Leaving every picture out, repeat all of the entries below exactly.

(Excerpts from an interface dataset)
════════
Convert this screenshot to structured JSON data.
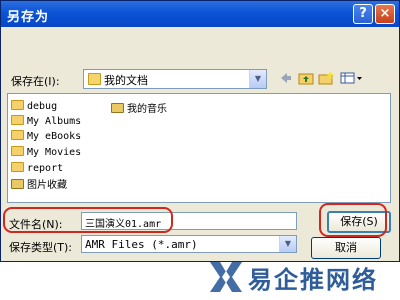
{
  "window": {
    "title": "另存为",
    "help_glyph": "?",
    "close_glyph": "×"
  },
  "toolbar": {
    "save_in_label": "保存在(I):",
    "location_value": "我的文档",
    "icons": [
      "back-icon",
      "up-folder-icon",
      "new-folder-icon",
      "view-menu-icon"
    ]
  },
  "files": [
    {
      "name": "debug",
      "type": "folder"
    },
    {
      "name": "My Albums",
      "type": "folder"
    },
    {
      "name": "My eBooks",
      "type": "folder"
    },
    {
      "name": "My Movies",
      "type": "folder"
    },
    {
      "name": "report",
      "type": "folder"
    },
    {
      "name": "图片收藏",
      "type": "special-folder"
    },
    {
      "name": "我的音乐",
      "type": "special-folder"
    }
  ],
  "filename": {
    "label": "文件名(N):",
    "value": "三国演义01.amr"
  },
  "filetype": {
    "label": "保存类型(T):",
    "value": "AMR Files (*.amr)"
  },
  "buttons": {
    "save": "保存(S)",
    "cancel": "取消"
  },
  "watermark": {
    "text": "易企推网络"
  },
  "colors": {
    "titlebar": "#0a53d6",
    "dialog_bg": "#ece9d8",
    "highlight_oval": "#d0281e",
    "watermark": "#2f5d9a"
  }
}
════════
## REPLY:
Convert this screenshot to structured JSON data.
{
  "window": {
    "title": "另存为",
    "help_glyph": "?",
    "close_glyph": "×"
  },
  "toolbar": {
    "save_in_label": "保存在(I):",
    "location_value": "我的文档",
    "icons": [
      "back-icon",
      "up-folder-icon",
      "new-folder-icon",
      "view-menu-icon"
    ]
  },
  "files": [
    {
      "name": "debug",
      "type": "folder"
    },
    {
      "name": "My Albums",
      "type": "folder"
    },
    {
      "name": "My eBooks",
      "type": "folder"
    },
    {
      "name": "My Movies",
      "type": "folder"
    },
    {
      "name": "report",
      "type": "folder"
    },
    {
      "name": "图片收藏",
      "type": "special-folder"
    },
    {
      "name": "我的音乐",
      "type": "special-folder"
    }
  ],
  "filename": {
    "label": "文件名(N):",
    "value": "三国演义01.amr"
  },
  "filetype": {
    "label": "保存类型(T):",
    "value": "AMR Files (*.amr)"
  },
  "buttons": {
    "save": "保存(S)",
    "cancel": "取消"
  },
  "watermark": {
    "text": "易企推网络"
  },
  "colors": {
    "titlebar": "#0a53d6",
    "dialog_bg": "#ece9d8",
    "highlight_oval": "#d0281e",
    "watermark": "#2f5d9a"
  }
}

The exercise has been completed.